Could you restate the entries below word for word?
── Exercise material ──
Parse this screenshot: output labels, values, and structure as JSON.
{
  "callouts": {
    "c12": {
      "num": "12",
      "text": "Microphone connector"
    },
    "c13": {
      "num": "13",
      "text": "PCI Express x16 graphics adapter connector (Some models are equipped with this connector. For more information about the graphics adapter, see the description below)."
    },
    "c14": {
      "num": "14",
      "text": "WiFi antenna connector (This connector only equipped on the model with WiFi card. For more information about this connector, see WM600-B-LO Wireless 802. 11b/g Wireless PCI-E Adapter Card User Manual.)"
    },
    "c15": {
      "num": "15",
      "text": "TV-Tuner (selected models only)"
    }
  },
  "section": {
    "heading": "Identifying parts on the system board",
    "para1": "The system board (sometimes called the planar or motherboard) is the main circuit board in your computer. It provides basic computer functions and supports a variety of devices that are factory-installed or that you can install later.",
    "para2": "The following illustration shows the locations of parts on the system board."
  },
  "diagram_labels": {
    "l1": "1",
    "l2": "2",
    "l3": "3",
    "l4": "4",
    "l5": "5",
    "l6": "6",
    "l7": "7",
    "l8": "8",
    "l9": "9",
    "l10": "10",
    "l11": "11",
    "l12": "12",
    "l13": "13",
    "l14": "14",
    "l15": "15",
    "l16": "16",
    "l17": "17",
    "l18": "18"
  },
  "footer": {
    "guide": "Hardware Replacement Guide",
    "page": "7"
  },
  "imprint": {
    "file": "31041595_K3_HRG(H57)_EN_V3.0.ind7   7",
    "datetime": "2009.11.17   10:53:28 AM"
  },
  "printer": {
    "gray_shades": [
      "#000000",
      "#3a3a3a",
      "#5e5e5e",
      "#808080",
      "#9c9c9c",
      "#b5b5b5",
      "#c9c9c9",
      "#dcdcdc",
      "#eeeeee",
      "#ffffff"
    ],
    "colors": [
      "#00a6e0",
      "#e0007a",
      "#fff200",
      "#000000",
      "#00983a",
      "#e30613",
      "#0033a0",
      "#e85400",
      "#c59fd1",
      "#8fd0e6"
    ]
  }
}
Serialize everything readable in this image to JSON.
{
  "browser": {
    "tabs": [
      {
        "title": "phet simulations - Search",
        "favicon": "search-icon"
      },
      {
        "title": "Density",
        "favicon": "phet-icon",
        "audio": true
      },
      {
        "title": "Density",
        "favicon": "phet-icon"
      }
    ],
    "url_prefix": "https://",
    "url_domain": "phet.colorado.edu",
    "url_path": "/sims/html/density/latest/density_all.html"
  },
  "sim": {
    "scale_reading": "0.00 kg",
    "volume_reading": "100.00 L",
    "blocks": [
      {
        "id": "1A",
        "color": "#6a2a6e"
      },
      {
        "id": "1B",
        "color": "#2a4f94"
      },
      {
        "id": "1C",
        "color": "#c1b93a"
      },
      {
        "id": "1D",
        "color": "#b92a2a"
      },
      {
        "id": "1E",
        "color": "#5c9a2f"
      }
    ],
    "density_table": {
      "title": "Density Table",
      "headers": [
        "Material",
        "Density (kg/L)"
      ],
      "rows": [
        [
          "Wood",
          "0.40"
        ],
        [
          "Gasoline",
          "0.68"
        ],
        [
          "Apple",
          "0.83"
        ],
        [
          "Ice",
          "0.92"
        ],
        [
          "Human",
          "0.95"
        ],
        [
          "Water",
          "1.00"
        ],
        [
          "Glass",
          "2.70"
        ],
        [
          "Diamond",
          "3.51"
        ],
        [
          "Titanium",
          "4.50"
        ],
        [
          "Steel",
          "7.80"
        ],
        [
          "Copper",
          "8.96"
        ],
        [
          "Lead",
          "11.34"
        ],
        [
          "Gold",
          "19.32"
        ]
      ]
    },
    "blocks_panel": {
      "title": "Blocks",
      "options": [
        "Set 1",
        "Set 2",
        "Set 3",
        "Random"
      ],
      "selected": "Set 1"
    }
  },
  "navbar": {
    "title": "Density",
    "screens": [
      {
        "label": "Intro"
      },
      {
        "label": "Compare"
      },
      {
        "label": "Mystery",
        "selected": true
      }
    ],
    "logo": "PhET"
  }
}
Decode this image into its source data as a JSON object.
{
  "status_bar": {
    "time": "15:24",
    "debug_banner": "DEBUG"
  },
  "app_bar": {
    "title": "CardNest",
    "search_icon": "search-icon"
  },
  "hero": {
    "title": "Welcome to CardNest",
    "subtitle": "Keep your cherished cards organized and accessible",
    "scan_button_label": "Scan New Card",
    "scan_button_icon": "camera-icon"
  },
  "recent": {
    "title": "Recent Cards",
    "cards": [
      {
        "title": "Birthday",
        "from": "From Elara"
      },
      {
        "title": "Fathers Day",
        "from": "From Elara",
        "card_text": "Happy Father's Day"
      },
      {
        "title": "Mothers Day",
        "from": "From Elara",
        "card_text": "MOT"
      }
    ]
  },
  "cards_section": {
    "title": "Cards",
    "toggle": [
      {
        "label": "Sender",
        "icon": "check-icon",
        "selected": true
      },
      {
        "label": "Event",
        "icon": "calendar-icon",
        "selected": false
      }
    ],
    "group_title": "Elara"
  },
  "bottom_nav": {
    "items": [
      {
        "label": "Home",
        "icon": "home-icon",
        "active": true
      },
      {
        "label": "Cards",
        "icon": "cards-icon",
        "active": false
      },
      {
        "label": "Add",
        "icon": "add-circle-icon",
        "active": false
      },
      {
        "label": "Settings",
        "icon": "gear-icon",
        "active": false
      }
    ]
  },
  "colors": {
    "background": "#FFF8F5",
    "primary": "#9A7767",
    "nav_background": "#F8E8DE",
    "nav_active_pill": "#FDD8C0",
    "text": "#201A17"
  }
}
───
● Response area
Parse this screenshot: output labels, values, and structure as JSON.
{
  "callouts": {
    "c12": {
      "num": "12",
      "text": "Microphone connector"
    },
    "c13": {
      "num": "13",
      "text": "PCI Express x16 graphics adapter connector (Some models are equipped with this connector. For more information about the graphics adapter, see the description below)."
    },
    "c14": {
      "num": "14",
      "text": "WiFi antenna connector (This connector only equipped on the model with WiFi card. For more information about this connector, see WM600-B-LO Wireless 802. 11b/g Wireless PCI-E Adapter Card User Manual.)"
    },
    "c15": {
      "num": "15",
      "text": "TV-Tuner (selected models only)"
    }
  },
  "section": {
    "heading": "Identifying parts on the system board",
    "para1": "The system board (sometimes called the planar or motherboard) is the main circuit board in your computer. It provides basic computer functions and supports a variety of devices that are factory-installed or that you can install later.",
    "para2": "The following illustration shows the locations of parts on the system board."
  },
  "diagram_labels": {
    "l1": "1",
    "l2": "2",
    "l3": "3",
    "l4": "4",
    "l5": "5",
    "l6": "6",
    "l7": "7",
    "l8": "8",
    "l9": "9",
    "l10": "10",
    "l11": "11",
    "l12": "12",
    "l13": "13",
    "l14": "14",
    "l15": "15",
    "l16": "16",
    "l17": "17",
    "l18": "18"
  },
  "footer": {
    "guide": "Hardware Replacement Guide",
    "page": "7"
  },
  "imprint": {
    "file": "31041595_K3_HRG(H57)_EN_V3.0.ind7   7",
    "datetime": "2009.11.17   10:53:28 AM"
  },
  "printer": {
    "gray_shades": [
      "#000000",
      "#3a3a3a",
      "#5e5e5e",
      "#808080",
      "#9c9c9c",
      "#b5b5b5",
      "#c9c9c9",
      "#dcdcdc",
      "#eeeeee",
      "#ffffff"
    ],
    "colors": [
      "#00a6e0",
      "#e0007a",
      "#fff200",
      "#000000",
      "#00983a",
      "#e30613",
      "#0033a0",
      "#e85400",
      "#c59fd1",
      "#8fd0e6"
    ]
  }
}
Serialize everything readable in this image to JSON.
{
  "browser": {
    "tabs": [
      {
        "title": "phet simulations - Search",
        "favicon": "search-icon"
      },
      {
        "title": "Density",
        "favicon": "phet-icon",
        "audio": true
      },
      {
        "title": "Density",
        "favicon": "phet-icon"
      }
    ],
    "url_prefix": "https://",
    "url_domain": "phet.colorado.edu",
    "url_path": "/sims/html/density/latest/density_all.html"
  },
  "sim": {
    "scale_reading": "0.00 kg",
    "volume_reading": "100.00 L",
    "blocks": [
      {
        "id": "1A",
        "color": "#6a2a6e"
      },
      {
        "id": "1B",
        "color": "#2a4f94"
      },
      {
        "id": "1C",
        "color": "#c1b93a"
      },
      {
        "id": "1D",
        "color": "#b92a2a"
      },
      {
        "id": "1E",
        "color": "#5c9a2f"
      }
    ],
    "density_table": {
      "title": "Density Table",
      "headers": [
        "Material",
        "Density (kg/L)"
      ],
      "rows": [
        [
          "Wood",
          "0.40"
        ],
        [
          "Gasoline",
          "0.68"
        ],
        [
          "Apple",
          "0.83"
        ],
        [
          "Ice",
          "0.92"
        ],
        [
          "Human",
          "0.95"
        ],
        [
          "Water",
          "1.00"
        ],
        [
          "Glass",
          "2.70"
        ],
        [
          "Diamond",
          "3.51"
        ],
        [
          "Titanium",
          "4.50"
        ],
        [
          "Steel",
          "7.80"
        ],
        [
          "Copper",
          "8.96"
        ],
        [
          "Lead",
          "11.34"
        ],
        [
          "Gold",
          "19.32"
        ]
      ]
    },
    "blocks_panel": {
      "title": "Blocks",
      "options": [
        "Set 1",
        "Set 2",
        "Set 3",
        "Random"
      ],
      "selected": "Set 1"
    }
  },
  "navbar": {
    "title": "Density",
    "screens": [
      {
        "label": "Intro"
      },
      {
        "label": "Compare"
      },
      {
        "label": "Mystery",
        "selected": true
      }
    ],
    "logo": "PhET"
  }
}
Decode this image into its source data as a JSON object.
{
  "status_bar": {
    "time": "15:24",
    "debug_banner": "DEBUG"
  },
  "app_bar": {
    "title": "CardNest",
    "search_icon": "search-icon"
  },
  "hero": {
    "title": "Welcome to CardNest",
    "subtitle": "Keep your cherished cards organized and accessible",
    "scan_button_label": "Scan New Card",
    "scan_button_icon": "camera-icon"
  },
  "recent": {
    "title": "Recent Cards",
    "cards": [
      {
        "title": "Birthday",
        "from": "From Elara"
      },
      {
        "title": "Fathers Day",
        "from": "From Elara",
        "card_text": "Happy Father's Day"
      },
      {
        "title": "Mothers Day",
        "from": "From Elara",
        "card_text": "MOT"
      }
    ]
  },
  "cards_section": {
    "title": "Cards",
    "toggle": [
      {
        "label": "Sender",
        "icon": "check-icon",
        "selected": true
      },
      {
        "label": "Event",
        "icon": "calendar-icon",
        "selected": false
      }
    ],
    "group_title": "Elara"
  },
  "bottom_nav": {
    "items": [
      {
        "label": "Home",
        "icon": "home-icon",
        "active": true
      },
      {
        "label": "Cards",
        "icon": "cards-icon",
        "active": false
      },
      {
        "label": "Add",
        "icon": "add-circle-icon",
        "active": false
      },
      {
        "label": "Settings",
        "icon": "gear-icon",
        "active": false
      }
    ]
  },
  "colors": {
    "background": "#FFF8F5",
    "primary": "#9A7767",
    "nav_background": "#F8E8DE",
    "nav_active_pill": "#FDD8C0",
    "text": "#201A17"
  }
}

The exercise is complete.